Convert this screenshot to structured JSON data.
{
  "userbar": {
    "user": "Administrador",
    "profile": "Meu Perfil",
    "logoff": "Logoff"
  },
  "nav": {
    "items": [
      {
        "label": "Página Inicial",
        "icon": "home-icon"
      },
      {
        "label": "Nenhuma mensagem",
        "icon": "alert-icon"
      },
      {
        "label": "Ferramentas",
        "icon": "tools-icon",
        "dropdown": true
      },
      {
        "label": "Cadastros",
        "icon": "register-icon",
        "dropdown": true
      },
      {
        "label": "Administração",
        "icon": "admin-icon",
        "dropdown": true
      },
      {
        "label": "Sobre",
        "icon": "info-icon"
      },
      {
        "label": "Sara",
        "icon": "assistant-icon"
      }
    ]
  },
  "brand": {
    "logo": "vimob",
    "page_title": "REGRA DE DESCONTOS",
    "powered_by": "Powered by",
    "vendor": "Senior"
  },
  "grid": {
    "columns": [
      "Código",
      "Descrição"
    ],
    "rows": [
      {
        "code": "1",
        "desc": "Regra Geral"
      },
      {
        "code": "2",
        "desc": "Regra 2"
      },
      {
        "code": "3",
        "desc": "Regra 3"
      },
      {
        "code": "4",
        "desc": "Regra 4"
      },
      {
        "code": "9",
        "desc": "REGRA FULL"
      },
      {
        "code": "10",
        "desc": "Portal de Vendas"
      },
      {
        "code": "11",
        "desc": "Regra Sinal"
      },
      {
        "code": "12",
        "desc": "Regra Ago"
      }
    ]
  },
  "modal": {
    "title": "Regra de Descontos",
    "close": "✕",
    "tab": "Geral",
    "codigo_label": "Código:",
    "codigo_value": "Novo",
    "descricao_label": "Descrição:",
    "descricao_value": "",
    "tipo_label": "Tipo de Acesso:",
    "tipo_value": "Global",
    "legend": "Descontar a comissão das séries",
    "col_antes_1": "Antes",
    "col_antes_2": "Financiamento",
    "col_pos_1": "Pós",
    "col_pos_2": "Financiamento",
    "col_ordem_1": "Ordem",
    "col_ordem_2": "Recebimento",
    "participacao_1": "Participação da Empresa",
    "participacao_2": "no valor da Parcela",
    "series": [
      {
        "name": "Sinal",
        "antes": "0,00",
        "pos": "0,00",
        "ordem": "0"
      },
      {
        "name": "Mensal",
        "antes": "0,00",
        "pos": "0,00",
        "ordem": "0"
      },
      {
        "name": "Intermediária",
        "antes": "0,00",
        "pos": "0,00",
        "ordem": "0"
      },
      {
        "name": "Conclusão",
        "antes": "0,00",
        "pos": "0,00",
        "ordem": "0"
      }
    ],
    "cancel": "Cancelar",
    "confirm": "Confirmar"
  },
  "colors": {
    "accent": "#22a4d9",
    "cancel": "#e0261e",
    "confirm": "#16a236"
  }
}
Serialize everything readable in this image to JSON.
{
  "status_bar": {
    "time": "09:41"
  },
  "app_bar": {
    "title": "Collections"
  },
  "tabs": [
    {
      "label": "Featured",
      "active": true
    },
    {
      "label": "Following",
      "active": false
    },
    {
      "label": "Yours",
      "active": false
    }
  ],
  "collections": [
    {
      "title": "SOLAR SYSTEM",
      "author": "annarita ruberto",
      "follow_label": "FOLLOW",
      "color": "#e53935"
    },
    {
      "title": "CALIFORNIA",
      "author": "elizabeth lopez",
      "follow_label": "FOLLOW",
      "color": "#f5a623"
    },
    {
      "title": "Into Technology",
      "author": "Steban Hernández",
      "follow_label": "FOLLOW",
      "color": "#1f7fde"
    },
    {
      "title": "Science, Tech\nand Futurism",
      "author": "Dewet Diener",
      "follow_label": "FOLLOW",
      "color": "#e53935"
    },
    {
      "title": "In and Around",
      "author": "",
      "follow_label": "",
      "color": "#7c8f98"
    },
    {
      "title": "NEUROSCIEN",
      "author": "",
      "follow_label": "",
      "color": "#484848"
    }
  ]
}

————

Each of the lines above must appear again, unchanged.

Convert this screenshot to structured JSON data.
{
  "userbar": {
    "user": "Administrador",
    "profile": "Meu Perfil",
    "logoff": "Logoff"
  },
  "nav": {
    "items": [
      {
        "label": "Página Inicial",
        "icon": "home-icon"
      },
      {
        "label": "Nenhuma mensagem",
        "icon": "alert-icon"
      },
      {
        "label": "Ferramentas",
        "icon": "tools-icon",
        "dropdown": true
      },
      {
        "label": "Cadastros",
        "icon": "register-icon",
        "dropdown": true
      },
      {
        "label": "Administração",
        "icon": "admin-icon",
        "dropdown": true
      },
      {
        "label": "Sobre",
        "icon": "info-icon"
      },
      {
        "label": "Sara",
        "icon": "assistant-icon"
      }
    ]
  },
  "brand": {
    "logo": "vimob",
    "page_title": "REGRA DE DESCONTOS",
    "powered_by": "Powered by",
    "vendor": "Senior"
  },
  "grid": {
    "columns": [
      "Código",
      "Descrição"
    ],
    "rows": [
      {
        "code": "1",
        "desc": "Regra Geral"
      },
      {
        "code": "2",
        "desc": "Regra 2"
      },
      {
        "code": "3",
        "desc": "Regra 3"
      },
      {
        "code": "4",
        "desc": "Regra 4"
      },
      {
        "code": "9",
        "desc": "REGRA FULL"
      },
      {
        "code": "10",
        "desc": "Portal de Vendas"
      },
      {
        "code": "11",
        "desc": "Regra Sinal"
      },
      {
        "code": "12",
        "desc": "Regra Ago"
      }
    ]
  },
  "modal": {
    "title": "Regra de Descontos",
    "close": "✕",
    "tab": "Geral",
    "codigo_label": "Código:",
    "codigo_value": "Novo",
    "descricao_label": "Descrição:",
    "descricao_value": "",
    "tipo_label": "Tipo de Acesso:",
    "tipo_value": "Global",
    "legend": "Descontar a comissão das séries",
    "col_antes_1": "Antes",
    "col_antes_2": "Financiamento",
    "col_pos_1": "Pós",
    "col_pos_2": "Financiamento",
    "col_ordem_1": "Ordem",
    "col_ordem_2": "Recebimento",
    "participacao_1": "Participação da Empresa",
    "participacao_2": "no valor da Parcela",
    "series": [
      {
        "name": "Sinal",
        "antes": "0,00",
        "pos": "0,00",
        "ordem": "0"
      },
      {
        "name": "Mensal",
        "antes": "0,00",
        "pos": "0,00",
        "ordem": "0"
      },
      {
        "name": "Intermediária",
        "antes": "0,00",
        "pos": "0,00",
        "ordem": "0"
      },
      {
        "name": "Conclusão",
        "antes": "0,00",
        "pos": "0,00",
        "ordem": "0"
      }
    ],
    "cancel": "Cancelar",
    "confirm": "Confirmar"
  },
  "colors": {
    "accent": "#22a4d9",
    "cancel": "#e0261e",
    "confirm": "#16a236"
  }
}
Serialize everything readable in this image to JSON.
{
  "status_bar": {
    "time": "09:41"
  },
  "app_bar": {
    "title": "Collections"
  },
  "tabs": [
    {
      "label": "Featured",
      "active": true
    },
    {
      "label": "Following",
      "active": false
    },
    {
      "label": "Yours",
      "active": false
    }
  ],
  "collections": [
    {
      "title": "SOLAR SYSTEM",
      "author": "annarita ruberto",
      "follow_label": "FOLLOW",
      "color": "#e53935"
    },
    {
      "title": "CALIFORNIA",
      "author": "elizabeth lopez",
      "follow_label": "FOLLOW",
      "color": "#f5a623"
    },
    {
      "title": "Into Technology",
      "author": "Steban Hernández",
      "follow_label": "FOLLOW",
      "color": "#1f7fde"
    },
    {
      "title": "Science, Tech\nand Futurism",
      "author": "Dewet Diener",
      "follow_label": "FOLLOW",
      "color": "#e53935"
    },
    {
      "title": "In and Around",
      "author": "",
      "follow_label": "",
      "color": "#7c8f98"
    },
    {
      "title": "NEUROSCIEN",
      "author": "",
      "follow_label": "",
      "color": "#484848"
    }
  ]
}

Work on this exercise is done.